§ **WHAT TO DO**
Take every line from the listing below that includes "sigla" and copy it.

====== RECORDS PROVIDED

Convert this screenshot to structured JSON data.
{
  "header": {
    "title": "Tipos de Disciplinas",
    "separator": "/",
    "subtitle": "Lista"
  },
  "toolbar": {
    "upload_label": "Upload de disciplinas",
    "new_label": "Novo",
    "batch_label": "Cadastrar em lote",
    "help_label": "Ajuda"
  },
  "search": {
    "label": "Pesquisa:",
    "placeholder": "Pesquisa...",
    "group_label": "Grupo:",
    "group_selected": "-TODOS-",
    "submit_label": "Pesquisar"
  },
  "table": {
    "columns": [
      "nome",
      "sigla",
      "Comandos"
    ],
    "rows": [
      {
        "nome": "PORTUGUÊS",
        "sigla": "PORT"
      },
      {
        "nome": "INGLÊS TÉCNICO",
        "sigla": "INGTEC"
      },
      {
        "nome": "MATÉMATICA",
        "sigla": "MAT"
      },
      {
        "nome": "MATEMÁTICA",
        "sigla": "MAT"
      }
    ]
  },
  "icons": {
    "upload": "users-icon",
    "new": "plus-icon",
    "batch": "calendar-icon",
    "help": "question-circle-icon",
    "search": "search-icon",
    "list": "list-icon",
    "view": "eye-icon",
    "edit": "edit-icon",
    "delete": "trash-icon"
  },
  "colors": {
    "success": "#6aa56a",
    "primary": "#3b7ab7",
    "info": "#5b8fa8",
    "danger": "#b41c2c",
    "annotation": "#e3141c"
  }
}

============

§ **FINISHED EXERCISE**
      "sigla",
        "sigla": "PORT"
        "sigla": "INGTEC"
        "sigla": "MAT"
        "sigla": "MAT"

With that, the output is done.